*EXERCISE INSTRUCTIONS*:
Please say how many lines below include the word "JSON", with nothing beyond the number.

Start of RECORDS SUPPLIED

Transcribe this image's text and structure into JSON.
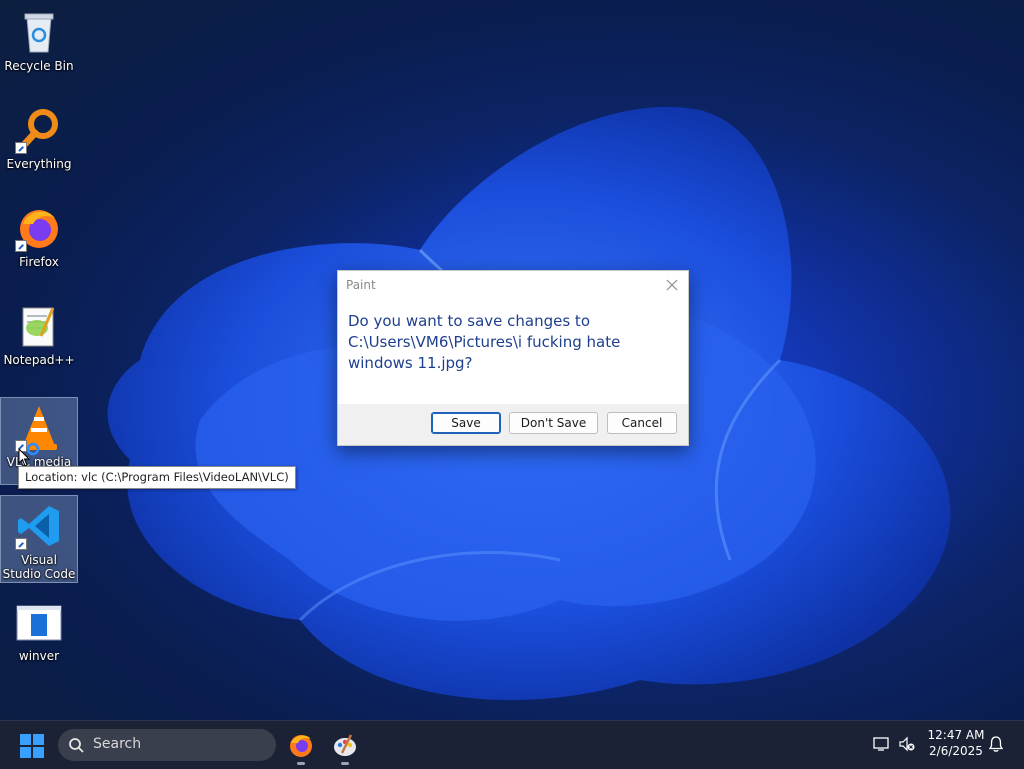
{
  "desktop": {
    "icons": [
      {
        "label": "Recycle Bin",
        "icon": "recycle-bin-icon"
      },
      {
        "label": "Everything",
        "icon": "everything-search-icon"
      },
      {
        "label": "Firefox",
        "icon": "firefox-icon"
      },
      {
        "label": "Notepad++",
        "icon": "notepad-plus-plus-icon"
      },
      {
        "label": "VLC media",
        "icon": "vlc-icon"
      },
      {
        "label": "Visual Studio Code",
        "icon": "vscode-icon"
      },
      {
        "label": "winver",
        "icon": "winver-icon"
      }
    ],
    "tooltip": "Location: vlc (C:\\Program Files\\VideoLAN\\VLC)"
  },
  "dialog": {
    "title": "Paint",
    "message": "Do you want to save changes to C:\\Users\\VM6\\Pictures\\i fucking hate windows 11.jpg?",
    "buttons": {
      "save": "Save",
      "dont_save": "Don't Save",
      "cancel": "Cancel"
    }
  },
  "taskbar": {
    "search_placeholder": "Search",
    "pinned_apps": [
      "firefox-icon",
      "paint-icon"
    ],
    "tray": {
      "time": "12:47 AM",
      "date": "2/6/2025"
    }
  },
  "colors": {
    "accent": "#1e63b8",
    "dialog_text": "#1e3f8f",
    "taskbar_bg": "#1b2235"
  }
}
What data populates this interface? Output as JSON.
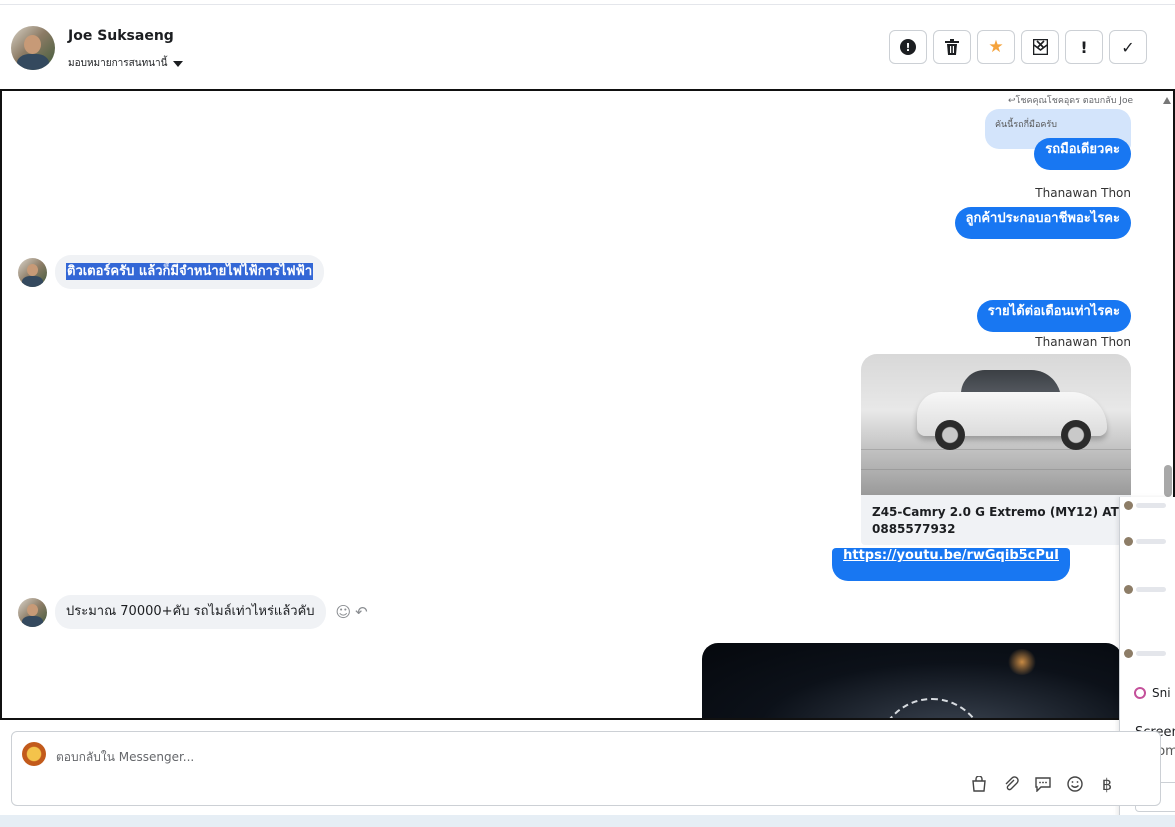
{
  "header": {
    "contact_name": "Joe Suksaeng",
    "assign_label": "มอบหมายการสนทนานี้",
    "toolbar": {
      "spam": "!",
      "check": "✓",
      "alert": "!"
    }
  },
  "conversation": {
    "reply_note": "↩โชคคุณโชคอุดร ตอบกลับ Joe",
    "quoted_text": "คันนี้รถกี่มือครับ",
    "out_msg_1": "รถมือเดียวคะ",
    "sender_1": "Thanawan Thon",
    "out_msg_2": "ลูกค้าประกอบอาชีพอะไรคะ",
    "in_msg_1": "ติวเตอร์ครับ แล้วก็มีจำหน่ายไฟไฟ้การไฟฟ้า",
    "out_msg_3": "รายได้ต่อเดือนเท่าไรคะ",
    "sender_2": "Thanawan Thon",
    "card_title": "Z45-Camry 2.0 G Extremo (MY12) AT 0885577932",
    "link": "https://youtu.be/rwGqib5cPuI",
    "in_msg_2": "ประมาณ 70000+คับ รถไมล์เท่าไหร่แล้วคับ"
  },
  "side_panel": {
    "snip_label": "Sni",
    "text_1": "Screen",
    "text_2": "Autom"
  },
  "composer": {
    "placeholder": "ตอบกลับใน Messenger..."
  },
  "colors": {
    "accent": "#1877f2",
    "incoming_bubble": "#f0f2f5",
    "quoted_bubble": "#d3e4fb",
    "star": "#f5a33c"
  }
}
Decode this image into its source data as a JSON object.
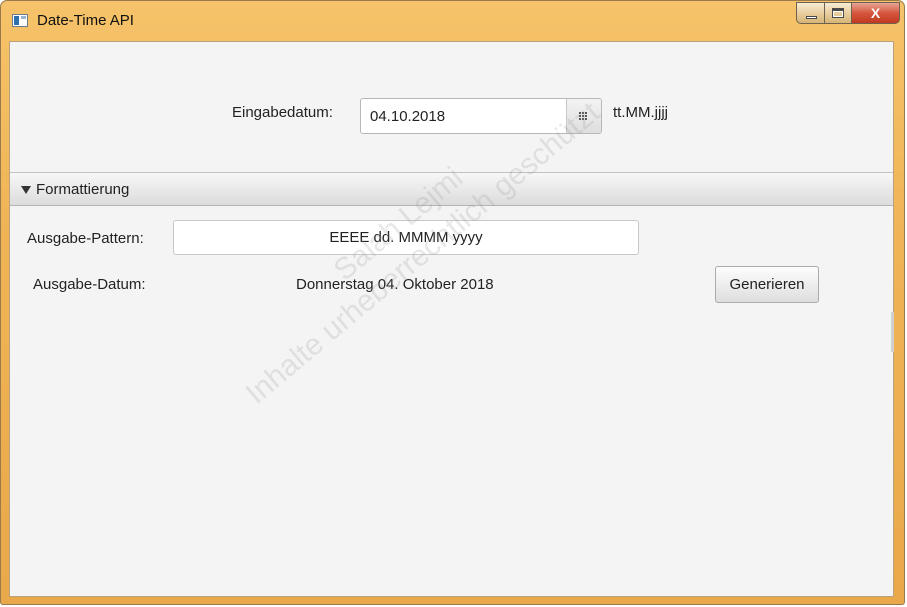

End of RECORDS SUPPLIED

*WRITTEN SOLUTION*:
3